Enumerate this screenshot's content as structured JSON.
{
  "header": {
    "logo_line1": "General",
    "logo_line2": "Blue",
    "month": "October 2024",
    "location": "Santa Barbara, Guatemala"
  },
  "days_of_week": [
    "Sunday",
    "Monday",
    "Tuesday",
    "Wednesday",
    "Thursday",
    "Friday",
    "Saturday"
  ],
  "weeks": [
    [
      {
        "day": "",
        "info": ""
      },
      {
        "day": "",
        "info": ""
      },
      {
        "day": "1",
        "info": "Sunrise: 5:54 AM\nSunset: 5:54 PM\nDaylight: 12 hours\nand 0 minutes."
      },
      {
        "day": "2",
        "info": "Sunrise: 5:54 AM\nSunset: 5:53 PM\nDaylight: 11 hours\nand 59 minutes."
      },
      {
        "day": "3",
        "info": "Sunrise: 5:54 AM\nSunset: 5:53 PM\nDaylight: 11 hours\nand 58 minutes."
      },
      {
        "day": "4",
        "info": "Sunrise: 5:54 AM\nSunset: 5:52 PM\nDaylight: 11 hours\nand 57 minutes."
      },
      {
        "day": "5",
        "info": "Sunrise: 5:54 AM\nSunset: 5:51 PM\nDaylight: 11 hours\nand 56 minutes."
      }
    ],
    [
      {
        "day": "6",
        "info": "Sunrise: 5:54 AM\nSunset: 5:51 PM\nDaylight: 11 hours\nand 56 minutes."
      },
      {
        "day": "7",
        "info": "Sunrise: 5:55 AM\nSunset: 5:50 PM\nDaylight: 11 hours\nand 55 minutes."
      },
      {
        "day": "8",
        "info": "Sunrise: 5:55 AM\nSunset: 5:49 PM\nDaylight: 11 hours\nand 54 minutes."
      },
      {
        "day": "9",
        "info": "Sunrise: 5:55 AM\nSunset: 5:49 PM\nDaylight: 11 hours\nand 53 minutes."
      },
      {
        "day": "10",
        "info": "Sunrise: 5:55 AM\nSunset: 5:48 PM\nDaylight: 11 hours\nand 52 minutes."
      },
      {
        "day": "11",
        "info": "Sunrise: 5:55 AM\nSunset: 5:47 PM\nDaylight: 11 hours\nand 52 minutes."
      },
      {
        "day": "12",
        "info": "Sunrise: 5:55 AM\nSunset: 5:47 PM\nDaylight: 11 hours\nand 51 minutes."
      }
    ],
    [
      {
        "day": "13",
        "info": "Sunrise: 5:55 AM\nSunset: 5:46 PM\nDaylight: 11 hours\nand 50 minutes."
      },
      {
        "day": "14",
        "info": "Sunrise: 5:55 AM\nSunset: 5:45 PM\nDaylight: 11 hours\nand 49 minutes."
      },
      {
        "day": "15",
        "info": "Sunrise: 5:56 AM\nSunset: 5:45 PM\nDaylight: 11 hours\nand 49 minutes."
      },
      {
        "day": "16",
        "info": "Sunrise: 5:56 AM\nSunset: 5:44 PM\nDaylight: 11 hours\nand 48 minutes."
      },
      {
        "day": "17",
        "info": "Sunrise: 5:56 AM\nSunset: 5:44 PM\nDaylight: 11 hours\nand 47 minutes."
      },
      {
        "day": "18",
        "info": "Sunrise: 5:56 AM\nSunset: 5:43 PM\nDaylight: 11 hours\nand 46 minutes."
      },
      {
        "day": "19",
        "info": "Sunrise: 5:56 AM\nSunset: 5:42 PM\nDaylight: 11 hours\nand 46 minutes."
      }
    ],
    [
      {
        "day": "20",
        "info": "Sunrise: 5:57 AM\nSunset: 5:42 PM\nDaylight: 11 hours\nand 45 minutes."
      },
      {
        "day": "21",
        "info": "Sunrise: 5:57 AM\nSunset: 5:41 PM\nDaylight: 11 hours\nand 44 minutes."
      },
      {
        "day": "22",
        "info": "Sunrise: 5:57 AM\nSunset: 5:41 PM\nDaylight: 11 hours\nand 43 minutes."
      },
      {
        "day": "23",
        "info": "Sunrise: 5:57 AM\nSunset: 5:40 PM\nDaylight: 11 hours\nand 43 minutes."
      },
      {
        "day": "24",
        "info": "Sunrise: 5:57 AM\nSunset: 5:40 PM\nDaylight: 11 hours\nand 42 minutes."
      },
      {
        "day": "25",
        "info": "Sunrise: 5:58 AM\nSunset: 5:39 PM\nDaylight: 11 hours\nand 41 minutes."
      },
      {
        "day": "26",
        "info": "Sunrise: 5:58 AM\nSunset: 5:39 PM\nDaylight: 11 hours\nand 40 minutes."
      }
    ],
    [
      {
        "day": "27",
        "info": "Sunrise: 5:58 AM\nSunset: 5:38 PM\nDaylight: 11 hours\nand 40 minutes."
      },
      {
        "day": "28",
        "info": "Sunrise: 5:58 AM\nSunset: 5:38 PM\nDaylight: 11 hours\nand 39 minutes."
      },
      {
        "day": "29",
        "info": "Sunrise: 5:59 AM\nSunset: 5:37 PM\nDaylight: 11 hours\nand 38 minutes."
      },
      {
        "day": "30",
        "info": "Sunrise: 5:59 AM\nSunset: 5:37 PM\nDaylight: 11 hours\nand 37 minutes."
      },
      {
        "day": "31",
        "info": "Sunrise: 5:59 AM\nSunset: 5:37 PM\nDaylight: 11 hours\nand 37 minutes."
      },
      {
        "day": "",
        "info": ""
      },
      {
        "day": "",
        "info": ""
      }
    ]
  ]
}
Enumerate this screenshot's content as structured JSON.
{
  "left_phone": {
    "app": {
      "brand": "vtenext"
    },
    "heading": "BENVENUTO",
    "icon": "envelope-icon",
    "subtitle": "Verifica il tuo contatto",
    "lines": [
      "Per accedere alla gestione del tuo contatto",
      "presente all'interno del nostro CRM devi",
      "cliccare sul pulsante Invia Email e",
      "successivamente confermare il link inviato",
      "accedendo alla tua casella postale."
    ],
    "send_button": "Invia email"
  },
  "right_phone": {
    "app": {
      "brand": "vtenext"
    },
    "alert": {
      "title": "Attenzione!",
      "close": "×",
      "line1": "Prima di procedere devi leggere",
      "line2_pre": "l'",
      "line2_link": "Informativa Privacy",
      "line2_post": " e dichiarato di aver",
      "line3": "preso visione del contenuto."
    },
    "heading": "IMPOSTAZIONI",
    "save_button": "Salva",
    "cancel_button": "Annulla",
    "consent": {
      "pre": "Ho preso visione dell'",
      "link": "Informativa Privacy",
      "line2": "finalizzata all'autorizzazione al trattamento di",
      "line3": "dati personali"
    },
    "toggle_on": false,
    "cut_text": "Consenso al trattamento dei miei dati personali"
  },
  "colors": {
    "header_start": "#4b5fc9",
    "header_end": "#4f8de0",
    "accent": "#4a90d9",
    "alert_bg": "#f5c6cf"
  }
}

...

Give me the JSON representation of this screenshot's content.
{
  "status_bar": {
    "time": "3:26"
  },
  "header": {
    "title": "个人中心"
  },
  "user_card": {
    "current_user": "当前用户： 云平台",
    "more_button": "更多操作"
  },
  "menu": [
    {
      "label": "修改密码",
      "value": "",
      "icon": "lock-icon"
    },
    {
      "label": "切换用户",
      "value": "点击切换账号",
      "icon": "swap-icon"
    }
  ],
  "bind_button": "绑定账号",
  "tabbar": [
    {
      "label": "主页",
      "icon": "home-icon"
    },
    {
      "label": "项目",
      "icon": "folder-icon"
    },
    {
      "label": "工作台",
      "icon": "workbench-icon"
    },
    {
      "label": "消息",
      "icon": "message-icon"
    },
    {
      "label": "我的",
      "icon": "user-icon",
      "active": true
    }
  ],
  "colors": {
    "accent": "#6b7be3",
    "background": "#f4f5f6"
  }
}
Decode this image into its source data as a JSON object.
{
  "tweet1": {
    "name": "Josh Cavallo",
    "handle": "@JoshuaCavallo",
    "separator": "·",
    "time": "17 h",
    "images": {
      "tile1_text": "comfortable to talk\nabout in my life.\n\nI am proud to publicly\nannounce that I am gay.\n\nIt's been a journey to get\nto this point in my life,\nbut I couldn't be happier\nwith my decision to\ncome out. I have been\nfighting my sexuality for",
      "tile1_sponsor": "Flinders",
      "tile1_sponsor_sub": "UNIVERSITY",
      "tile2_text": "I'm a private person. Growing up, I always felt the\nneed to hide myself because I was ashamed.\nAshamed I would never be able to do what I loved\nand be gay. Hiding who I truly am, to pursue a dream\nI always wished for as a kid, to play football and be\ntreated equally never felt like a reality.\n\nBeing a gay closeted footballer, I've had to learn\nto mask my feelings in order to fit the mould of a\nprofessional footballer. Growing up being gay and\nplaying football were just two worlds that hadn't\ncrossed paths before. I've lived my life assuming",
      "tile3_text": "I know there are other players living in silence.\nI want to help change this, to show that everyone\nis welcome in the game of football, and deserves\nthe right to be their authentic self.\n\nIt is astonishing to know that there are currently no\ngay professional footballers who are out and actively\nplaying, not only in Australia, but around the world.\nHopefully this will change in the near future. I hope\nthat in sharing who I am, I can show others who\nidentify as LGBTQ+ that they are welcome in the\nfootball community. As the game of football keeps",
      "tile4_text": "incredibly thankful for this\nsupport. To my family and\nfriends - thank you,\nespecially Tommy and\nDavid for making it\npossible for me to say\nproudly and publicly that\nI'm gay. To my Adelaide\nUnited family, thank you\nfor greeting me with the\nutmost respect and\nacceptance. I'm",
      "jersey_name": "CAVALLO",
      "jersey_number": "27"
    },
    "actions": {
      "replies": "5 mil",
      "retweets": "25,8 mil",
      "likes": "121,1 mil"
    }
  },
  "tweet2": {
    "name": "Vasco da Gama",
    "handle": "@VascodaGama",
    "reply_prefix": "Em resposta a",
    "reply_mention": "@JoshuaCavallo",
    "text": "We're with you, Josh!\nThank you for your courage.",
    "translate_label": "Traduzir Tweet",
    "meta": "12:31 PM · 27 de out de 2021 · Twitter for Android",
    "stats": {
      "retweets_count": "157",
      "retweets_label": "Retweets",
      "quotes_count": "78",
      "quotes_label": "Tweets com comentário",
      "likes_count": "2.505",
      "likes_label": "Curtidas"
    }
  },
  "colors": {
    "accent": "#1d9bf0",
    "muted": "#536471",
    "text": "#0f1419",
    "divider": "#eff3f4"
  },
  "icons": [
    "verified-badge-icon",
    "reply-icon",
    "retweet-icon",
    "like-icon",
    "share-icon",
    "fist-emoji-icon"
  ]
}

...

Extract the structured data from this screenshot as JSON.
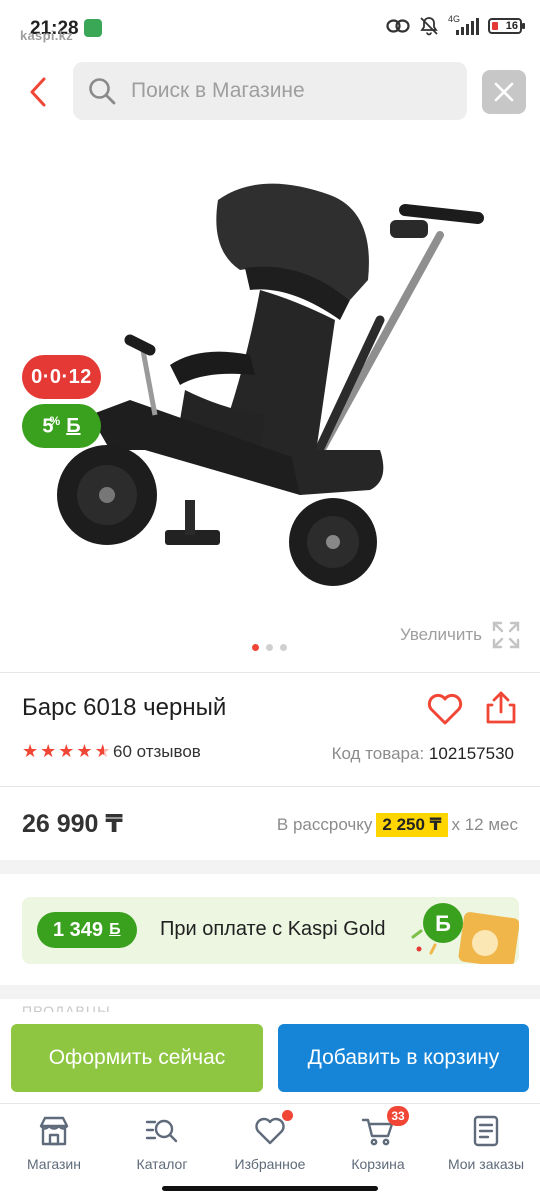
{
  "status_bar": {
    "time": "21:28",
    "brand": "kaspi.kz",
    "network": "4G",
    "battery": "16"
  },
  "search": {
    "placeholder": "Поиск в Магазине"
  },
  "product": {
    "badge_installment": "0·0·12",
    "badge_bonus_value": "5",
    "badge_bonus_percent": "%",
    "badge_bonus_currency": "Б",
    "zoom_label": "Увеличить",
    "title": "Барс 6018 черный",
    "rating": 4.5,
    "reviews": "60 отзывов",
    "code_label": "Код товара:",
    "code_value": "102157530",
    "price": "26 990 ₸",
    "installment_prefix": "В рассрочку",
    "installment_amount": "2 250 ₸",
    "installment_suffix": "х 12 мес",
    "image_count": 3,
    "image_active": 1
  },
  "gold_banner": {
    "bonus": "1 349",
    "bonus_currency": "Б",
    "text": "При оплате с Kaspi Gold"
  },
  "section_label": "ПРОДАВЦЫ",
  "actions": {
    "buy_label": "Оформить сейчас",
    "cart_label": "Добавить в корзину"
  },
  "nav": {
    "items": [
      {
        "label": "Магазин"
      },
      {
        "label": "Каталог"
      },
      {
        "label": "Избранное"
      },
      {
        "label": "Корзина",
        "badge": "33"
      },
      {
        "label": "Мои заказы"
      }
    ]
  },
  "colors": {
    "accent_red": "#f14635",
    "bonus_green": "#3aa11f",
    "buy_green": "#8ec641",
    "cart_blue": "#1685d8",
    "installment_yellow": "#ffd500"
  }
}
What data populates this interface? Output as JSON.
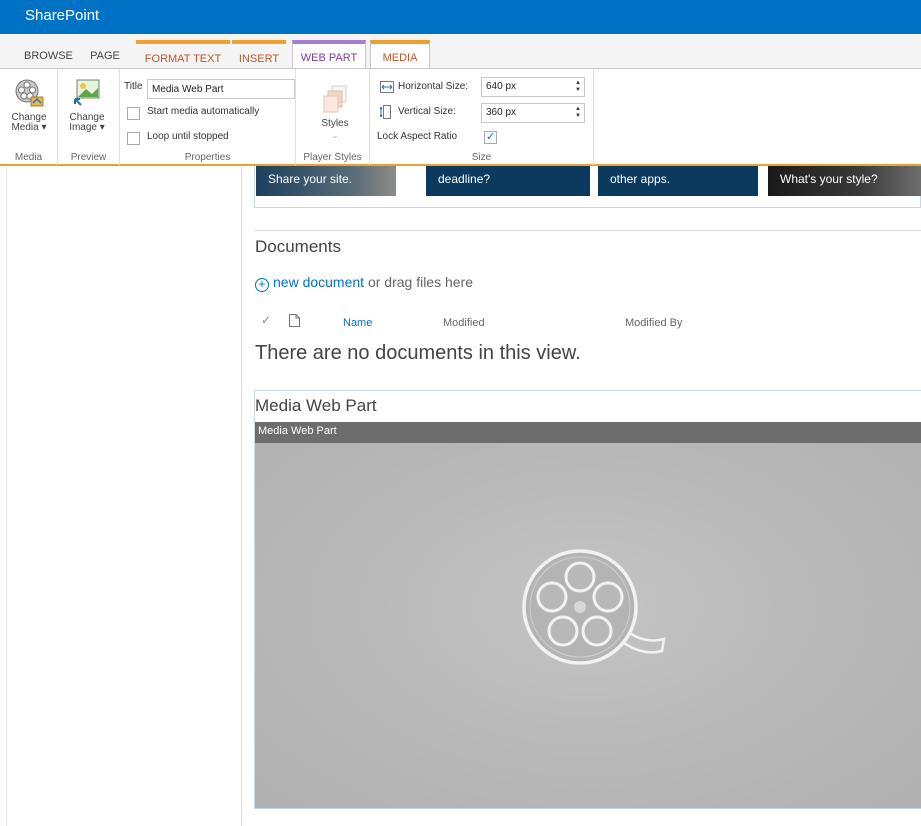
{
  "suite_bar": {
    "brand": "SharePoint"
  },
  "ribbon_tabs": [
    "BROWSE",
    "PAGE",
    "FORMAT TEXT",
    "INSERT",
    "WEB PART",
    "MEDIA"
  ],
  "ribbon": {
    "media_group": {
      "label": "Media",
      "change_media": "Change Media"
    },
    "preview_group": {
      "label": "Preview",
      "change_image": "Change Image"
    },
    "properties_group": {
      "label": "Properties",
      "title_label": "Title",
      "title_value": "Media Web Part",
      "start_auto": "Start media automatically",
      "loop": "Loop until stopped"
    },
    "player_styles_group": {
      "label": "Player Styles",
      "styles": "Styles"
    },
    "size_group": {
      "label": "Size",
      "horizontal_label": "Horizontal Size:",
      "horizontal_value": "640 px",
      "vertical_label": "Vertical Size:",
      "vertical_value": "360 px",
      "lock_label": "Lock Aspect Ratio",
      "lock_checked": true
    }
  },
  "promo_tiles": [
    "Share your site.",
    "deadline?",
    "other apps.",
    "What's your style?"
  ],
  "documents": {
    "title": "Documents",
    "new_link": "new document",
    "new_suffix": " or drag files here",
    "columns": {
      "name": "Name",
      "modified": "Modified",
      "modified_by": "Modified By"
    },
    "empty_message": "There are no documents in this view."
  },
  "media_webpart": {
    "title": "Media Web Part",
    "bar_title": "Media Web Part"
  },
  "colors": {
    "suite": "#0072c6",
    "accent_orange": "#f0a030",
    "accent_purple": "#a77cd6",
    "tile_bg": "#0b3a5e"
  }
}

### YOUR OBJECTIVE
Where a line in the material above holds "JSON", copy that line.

### RESULT
Enumerate this screenshot's content as structured JSON.
Enumerate this screenshot's content as structured JSON.
Give me the JSON representation of this screenshot's content.
Decode this image into its source data as a JSON object.
Extract the structured data from this screenshot as JSON.
What data populates this interface? Output as JSON.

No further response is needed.